Many will love this novel, especially artists, horse racing fans and historians. There are three key settings: the American south pre-Civil War, New York City in 1954 and Washington, D.C. in 2019. The chapters rotate back and forth between these three periods, at first making it difficult to follow the story. But the writing is so good and the details of horse racing and painting techniques so interesting that you just have to keep going. About page 100, a quarter of the way through the 400 page novel, the pieces start falling in place, binding the three times together. The downside of this binding is that the novel starts to become predictable. You can work out too soon how the pieces fit together. The well-crafted depth of historical information keeps you going, not the mystery.

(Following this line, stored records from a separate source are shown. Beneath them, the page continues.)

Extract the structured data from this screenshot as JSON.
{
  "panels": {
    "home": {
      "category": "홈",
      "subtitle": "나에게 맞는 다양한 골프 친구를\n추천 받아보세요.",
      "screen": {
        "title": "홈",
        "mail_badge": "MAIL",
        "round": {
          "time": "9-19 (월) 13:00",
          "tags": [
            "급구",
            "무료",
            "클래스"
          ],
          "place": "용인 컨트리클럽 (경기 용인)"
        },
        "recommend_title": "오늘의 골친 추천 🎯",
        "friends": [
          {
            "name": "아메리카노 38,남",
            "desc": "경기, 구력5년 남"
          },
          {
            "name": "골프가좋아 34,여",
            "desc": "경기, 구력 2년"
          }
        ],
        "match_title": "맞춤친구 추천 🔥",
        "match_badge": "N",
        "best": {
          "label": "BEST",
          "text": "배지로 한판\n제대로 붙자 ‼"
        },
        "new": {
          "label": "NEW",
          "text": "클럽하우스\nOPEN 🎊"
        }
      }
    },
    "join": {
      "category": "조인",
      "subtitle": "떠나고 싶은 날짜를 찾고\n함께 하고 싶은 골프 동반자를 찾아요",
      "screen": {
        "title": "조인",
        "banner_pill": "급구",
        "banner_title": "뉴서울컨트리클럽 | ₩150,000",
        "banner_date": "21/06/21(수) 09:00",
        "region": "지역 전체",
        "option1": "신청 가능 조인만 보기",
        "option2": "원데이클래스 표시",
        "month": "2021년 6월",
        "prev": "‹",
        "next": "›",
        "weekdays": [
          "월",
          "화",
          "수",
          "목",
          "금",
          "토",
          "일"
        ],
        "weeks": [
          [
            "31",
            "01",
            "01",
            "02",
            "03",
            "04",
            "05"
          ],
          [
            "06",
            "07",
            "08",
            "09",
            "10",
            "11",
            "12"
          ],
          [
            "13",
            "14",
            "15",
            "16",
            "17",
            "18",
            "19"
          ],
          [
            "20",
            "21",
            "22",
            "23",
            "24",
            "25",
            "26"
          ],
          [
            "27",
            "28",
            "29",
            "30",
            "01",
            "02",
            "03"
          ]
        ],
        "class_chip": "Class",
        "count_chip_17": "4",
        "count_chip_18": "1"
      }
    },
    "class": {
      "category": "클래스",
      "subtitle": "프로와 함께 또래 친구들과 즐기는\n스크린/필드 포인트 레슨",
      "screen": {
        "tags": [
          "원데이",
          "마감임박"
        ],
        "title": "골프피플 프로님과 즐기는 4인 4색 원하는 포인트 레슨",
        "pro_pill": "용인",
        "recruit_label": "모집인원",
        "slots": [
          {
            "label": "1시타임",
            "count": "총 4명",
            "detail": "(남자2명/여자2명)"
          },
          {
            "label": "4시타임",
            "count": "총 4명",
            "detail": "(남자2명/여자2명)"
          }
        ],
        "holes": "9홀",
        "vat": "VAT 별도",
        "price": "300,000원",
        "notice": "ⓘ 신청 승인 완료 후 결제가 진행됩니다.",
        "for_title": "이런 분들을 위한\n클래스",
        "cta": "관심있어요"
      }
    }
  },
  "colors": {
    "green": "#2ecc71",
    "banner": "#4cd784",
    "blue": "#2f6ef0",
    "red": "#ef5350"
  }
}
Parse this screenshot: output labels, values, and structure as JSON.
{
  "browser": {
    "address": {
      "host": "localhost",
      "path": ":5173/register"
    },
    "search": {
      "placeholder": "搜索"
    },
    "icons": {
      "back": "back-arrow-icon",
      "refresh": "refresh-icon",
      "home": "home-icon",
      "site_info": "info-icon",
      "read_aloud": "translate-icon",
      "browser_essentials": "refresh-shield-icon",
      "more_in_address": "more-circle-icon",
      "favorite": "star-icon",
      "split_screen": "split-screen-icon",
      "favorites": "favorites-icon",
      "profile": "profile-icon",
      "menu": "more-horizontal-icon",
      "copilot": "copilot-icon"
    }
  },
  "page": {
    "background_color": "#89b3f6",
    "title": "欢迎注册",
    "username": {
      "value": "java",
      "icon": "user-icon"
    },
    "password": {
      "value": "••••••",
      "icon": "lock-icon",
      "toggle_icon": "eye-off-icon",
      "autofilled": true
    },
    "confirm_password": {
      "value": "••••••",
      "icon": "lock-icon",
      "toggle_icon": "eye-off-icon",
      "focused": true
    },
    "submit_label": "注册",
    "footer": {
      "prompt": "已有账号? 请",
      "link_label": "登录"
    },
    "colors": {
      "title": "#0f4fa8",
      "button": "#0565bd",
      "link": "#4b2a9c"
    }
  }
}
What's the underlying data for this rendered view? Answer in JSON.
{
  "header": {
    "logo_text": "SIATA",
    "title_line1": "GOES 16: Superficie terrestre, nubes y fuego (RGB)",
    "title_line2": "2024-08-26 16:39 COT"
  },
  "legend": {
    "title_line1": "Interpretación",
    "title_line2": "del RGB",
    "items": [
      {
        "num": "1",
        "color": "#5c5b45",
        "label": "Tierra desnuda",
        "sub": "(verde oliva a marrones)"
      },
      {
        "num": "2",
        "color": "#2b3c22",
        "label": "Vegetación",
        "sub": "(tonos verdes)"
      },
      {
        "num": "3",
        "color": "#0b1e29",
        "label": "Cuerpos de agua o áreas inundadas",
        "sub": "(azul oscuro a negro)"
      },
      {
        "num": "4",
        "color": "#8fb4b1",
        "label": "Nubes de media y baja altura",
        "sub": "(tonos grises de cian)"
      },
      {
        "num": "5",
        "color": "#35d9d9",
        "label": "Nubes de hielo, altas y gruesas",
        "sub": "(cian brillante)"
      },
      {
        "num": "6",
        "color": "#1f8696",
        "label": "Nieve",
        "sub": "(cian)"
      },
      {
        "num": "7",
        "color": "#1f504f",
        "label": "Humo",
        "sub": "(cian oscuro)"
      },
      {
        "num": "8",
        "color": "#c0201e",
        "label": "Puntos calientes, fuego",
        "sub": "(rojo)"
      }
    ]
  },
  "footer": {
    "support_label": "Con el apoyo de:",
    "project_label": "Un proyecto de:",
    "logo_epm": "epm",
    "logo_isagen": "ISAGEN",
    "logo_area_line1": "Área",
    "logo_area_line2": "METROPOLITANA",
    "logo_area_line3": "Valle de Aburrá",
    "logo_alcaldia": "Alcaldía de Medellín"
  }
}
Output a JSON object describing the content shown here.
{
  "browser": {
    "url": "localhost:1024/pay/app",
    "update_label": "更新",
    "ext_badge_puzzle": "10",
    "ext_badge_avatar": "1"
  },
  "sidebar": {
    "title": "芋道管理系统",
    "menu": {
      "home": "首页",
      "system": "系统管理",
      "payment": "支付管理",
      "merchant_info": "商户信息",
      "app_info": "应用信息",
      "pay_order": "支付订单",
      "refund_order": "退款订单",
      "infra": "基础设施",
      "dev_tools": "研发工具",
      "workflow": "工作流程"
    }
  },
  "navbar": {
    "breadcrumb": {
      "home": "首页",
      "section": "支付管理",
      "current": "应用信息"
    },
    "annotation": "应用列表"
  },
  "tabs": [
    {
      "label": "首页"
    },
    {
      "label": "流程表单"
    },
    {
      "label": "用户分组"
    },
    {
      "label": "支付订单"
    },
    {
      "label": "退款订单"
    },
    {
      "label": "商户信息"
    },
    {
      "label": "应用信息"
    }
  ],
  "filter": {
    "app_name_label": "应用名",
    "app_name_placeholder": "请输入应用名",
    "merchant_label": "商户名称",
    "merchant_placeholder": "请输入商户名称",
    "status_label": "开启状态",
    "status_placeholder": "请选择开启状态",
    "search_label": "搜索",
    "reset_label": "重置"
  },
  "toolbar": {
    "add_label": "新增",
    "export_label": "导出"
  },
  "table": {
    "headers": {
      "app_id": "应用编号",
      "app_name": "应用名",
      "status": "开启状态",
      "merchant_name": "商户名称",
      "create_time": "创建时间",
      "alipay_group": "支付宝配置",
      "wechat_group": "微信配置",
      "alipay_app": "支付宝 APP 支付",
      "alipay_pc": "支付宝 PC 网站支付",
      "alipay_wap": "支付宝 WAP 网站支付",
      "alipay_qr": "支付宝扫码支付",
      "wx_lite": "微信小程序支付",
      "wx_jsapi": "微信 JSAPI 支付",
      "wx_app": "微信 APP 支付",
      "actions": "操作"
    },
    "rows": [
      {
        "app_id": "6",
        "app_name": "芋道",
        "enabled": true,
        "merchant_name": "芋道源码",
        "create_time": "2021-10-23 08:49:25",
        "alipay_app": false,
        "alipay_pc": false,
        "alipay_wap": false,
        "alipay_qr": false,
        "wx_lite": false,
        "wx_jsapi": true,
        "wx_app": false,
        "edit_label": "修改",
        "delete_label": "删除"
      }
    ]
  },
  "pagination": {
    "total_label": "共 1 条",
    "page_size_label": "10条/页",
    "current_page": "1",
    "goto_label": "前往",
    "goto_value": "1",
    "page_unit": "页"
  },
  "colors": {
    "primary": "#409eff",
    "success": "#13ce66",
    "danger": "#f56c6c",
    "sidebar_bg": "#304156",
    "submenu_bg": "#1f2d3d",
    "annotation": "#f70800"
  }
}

A young slave helps with the birthing of a foal that becomes the world’s fastest and most famous racehorse. A young horse-portrait artist paints the slave with the horse. The painting is discovered in New York in 1954. In 2019 a Nigerian PhD student in D.C. researching paintings of slaves has an affair with a painting restorer – connections completed.
Geraldine Brooks HORSE covers many ‘causes’. The story describes the dubious politics of racing, the racism in all three time settings and the abuses during the Civil War. All of which, of course, is to be applauded. But in a later period, there is an art dealer obsessed with Lee Krassner, an American abstract expressionist painter married to Jackson Pollock. It’s a bit of a stretch to include the abuses of slavery with the problem Lee had with Jackson in the 1960s. And finally, in 2019 the Nigerian is murdered by a policeman who thought he had a gun – perhaps an earnest attempt to make the book seem current.
HORSE is really a historical puzzle. Based partly on the true story of the record-breaking thoroughbred, HORSE is a mix of the facts and supremely researched fiction. As a plea to reform America’s unfinished reckoning with racism, sadly, it will take more than any book.
Geraldine Brooks is an Australian. She includes several references to Tasmania and Canberra and one of the 2019 characters is Australian. She went to Columbia University in New York to study journalism and has reported from The Balkans, Africa and the Middle East. Her novels include Caleb’s Crossing, People of the Book, Year of Wonders and The Sacred Chord. She won a Pulitzer Prince for March. Her non-fiction works include Nine Parts of Desire and Foreign Correspondence. She lives in both Sydney and Massachusetts and has two sons.
Hardback: ISBN 978 0 7336 3967 8
Featured image : Geraldine Brooks.
Review by Carol Dance